■ **Assignment**
Throughout the entries below, report every line where "minor" is found.

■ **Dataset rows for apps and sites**

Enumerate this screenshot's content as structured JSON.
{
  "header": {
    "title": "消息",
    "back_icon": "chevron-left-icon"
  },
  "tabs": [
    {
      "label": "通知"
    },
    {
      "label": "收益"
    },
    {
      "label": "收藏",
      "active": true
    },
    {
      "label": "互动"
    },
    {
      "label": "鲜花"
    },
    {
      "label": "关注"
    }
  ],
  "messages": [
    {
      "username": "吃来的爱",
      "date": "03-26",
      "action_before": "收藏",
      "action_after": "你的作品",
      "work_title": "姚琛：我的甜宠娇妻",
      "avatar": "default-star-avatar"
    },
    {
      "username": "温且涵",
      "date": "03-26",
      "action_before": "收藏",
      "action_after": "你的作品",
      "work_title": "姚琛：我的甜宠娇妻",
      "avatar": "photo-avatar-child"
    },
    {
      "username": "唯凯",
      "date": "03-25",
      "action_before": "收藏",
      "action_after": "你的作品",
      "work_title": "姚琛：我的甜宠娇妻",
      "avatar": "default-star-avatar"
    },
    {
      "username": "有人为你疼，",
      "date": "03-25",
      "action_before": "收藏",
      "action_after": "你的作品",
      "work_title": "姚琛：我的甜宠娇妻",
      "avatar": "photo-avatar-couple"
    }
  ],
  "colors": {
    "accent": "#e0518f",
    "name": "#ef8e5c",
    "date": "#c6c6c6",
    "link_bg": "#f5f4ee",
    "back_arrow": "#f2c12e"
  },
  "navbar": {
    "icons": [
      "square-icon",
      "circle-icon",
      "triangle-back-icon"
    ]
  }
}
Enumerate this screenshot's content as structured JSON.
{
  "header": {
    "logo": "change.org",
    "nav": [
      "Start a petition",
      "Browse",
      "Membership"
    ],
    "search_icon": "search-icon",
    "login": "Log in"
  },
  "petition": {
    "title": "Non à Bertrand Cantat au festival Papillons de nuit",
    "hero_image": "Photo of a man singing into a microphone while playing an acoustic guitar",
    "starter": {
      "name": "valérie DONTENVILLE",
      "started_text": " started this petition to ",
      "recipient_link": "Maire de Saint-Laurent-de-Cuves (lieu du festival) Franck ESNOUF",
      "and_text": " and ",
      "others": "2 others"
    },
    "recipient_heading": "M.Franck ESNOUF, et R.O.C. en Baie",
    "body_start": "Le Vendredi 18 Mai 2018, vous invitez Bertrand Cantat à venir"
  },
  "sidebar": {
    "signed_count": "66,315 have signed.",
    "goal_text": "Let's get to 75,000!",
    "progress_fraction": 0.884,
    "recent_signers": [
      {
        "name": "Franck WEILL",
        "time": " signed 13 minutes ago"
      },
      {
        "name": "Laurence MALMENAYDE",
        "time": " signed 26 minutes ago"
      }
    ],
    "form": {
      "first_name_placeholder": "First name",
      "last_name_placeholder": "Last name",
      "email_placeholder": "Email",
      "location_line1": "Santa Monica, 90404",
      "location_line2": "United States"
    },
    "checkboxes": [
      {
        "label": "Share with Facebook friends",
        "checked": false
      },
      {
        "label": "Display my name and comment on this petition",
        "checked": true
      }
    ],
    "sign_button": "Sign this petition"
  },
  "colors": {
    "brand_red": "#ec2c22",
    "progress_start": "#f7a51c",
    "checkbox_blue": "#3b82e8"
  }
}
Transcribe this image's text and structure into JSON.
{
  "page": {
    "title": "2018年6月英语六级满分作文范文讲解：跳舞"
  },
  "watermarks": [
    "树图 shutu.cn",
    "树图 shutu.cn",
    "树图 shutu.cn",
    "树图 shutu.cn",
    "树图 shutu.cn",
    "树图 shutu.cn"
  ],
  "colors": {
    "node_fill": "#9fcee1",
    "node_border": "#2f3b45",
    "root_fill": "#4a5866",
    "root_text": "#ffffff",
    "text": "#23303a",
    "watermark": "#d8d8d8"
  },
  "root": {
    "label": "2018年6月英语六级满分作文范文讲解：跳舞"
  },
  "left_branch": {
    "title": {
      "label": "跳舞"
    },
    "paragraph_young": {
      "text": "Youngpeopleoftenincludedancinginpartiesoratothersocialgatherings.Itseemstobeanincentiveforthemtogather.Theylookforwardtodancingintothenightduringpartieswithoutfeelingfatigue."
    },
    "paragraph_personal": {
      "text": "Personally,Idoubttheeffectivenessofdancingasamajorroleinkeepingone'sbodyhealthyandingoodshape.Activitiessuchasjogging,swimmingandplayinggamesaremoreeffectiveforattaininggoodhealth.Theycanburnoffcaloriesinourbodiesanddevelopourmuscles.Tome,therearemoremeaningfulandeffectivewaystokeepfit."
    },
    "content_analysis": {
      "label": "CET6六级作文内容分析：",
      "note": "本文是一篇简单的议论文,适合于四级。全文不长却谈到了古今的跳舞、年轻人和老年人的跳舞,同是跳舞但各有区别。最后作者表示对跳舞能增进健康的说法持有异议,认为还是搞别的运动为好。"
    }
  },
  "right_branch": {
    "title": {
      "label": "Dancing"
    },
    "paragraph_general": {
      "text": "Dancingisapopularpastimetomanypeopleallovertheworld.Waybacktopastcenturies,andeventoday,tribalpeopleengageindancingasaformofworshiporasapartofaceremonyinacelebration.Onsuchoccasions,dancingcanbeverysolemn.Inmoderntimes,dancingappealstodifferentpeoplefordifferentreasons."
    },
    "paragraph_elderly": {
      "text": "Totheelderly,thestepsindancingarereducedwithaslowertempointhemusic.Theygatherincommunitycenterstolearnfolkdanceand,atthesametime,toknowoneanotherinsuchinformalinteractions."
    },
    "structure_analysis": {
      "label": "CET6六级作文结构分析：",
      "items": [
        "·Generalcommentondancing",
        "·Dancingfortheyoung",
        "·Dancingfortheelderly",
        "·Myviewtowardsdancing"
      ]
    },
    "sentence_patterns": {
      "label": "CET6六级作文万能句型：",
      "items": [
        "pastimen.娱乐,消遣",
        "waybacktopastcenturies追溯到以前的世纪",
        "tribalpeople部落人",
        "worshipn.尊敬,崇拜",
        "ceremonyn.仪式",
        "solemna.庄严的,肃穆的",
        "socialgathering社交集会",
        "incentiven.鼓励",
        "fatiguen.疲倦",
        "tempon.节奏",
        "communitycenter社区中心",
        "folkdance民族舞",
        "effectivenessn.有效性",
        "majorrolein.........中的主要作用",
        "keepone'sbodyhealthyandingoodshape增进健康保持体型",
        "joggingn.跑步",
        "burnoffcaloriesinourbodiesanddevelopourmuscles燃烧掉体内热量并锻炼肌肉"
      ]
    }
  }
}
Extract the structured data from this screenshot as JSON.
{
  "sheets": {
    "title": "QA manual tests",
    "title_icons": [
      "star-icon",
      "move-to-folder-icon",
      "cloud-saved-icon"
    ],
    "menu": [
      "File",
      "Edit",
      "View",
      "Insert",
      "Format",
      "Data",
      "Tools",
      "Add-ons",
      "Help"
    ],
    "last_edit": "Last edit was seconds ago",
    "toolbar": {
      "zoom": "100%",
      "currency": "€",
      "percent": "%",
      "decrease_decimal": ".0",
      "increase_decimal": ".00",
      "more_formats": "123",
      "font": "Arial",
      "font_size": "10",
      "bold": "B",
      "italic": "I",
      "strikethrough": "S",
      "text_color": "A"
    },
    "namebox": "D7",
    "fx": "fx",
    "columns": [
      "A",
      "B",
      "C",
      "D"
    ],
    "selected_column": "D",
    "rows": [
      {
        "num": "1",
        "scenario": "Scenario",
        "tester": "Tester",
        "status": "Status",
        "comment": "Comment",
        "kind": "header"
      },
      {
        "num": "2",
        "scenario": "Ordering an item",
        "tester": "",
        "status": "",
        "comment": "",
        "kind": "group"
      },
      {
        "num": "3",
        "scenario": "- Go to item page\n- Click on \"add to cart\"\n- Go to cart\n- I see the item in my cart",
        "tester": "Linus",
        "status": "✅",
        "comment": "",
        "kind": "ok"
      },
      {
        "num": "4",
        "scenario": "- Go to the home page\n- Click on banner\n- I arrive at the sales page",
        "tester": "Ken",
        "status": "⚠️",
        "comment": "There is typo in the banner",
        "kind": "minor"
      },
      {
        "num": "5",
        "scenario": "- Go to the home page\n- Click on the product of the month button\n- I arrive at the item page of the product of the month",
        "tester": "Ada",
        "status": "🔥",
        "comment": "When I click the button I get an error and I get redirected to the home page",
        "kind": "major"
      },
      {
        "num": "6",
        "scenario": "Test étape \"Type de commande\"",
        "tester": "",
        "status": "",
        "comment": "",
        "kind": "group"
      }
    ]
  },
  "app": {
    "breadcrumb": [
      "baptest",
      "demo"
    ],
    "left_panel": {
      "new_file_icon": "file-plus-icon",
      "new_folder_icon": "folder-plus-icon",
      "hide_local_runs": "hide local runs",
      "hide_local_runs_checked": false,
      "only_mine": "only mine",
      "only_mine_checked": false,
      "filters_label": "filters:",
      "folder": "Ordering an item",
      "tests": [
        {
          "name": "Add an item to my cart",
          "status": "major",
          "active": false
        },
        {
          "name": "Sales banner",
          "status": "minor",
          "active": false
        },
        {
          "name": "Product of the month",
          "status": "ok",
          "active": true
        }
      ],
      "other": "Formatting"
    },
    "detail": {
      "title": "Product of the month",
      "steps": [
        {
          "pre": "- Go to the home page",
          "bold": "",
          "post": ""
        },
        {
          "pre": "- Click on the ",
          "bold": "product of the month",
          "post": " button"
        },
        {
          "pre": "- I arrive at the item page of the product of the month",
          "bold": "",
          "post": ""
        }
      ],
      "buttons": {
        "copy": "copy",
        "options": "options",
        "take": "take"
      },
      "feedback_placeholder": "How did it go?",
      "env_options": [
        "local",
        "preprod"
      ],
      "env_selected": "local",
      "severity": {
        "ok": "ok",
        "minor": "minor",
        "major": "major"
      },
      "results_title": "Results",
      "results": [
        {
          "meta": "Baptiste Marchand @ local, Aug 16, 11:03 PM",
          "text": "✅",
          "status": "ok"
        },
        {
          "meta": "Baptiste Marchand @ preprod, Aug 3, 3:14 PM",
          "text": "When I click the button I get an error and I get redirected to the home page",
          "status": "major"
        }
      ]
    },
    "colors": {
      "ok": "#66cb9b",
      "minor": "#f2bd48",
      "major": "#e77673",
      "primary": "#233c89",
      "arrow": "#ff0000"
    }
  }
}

■ **Answer below**
        "kind": "minor"
          "status": "minor",
        "minor": "minor",
      "minor": "#f2bd48",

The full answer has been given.